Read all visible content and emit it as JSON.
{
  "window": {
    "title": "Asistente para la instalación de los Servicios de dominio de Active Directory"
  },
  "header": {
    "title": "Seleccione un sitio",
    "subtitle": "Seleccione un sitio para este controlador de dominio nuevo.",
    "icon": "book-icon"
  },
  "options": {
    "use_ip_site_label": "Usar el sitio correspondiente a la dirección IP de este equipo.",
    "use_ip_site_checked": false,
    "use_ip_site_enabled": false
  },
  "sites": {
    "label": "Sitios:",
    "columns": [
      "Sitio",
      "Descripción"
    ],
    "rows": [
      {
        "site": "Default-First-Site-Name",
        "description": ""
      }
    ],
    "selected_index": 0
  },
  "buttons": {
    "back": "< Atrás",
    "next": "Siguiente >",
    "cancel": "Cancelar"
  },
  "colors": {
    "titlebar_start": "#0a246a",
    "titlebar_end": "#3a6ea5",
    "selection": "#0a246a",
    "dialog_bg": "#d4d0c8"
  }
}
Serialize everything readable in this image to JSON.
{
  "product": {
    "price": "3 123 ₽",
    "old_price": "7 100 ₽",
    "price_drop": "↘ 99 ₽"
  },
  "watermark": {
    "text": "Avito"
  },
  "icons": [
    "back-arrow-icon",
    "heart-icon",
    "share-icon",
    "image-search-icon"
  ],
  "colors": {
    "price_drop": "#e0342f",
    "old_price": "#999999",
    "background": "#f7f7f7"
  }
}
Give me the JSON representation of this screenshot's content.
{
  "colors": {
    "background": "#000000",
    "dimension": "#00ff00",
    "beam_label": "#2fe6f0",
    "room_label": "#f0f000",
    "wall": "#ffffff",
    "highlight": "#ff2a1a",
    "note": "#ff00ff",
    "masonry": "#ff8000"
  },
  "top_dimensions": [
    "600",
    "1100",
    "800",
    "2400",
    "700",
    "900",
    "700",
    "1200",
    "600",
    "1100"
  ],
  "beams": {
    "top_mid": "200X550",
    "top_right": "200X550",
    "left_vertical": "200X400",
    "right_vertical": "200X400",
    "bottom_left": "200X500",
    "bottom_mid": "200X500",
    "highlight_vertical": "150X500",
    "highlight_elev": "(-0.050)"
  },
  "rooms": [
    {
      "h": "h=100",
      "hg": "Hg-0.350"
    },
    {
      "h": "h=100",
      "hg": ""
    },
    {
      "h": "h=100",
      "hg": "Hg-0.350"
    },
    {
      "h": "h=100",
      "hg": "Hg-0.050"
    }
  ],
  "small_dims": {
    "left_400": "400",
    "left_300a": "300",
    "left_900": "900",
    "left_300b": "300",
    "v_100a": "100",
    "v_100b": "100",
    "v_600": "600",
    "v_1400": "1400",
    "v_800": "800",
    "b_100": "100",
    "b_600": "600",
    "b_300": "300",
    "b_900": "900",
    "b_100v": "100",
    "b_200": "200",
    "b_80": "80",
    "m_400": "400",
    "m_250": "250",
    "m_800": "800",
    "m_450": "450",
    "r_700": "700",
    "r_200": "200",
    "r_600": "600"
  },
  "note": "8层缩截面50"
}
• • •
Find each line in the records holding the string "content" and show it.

## Task output
Read all visible content and emit it as JSON.
Give me the JSON representation of this screenshot's content.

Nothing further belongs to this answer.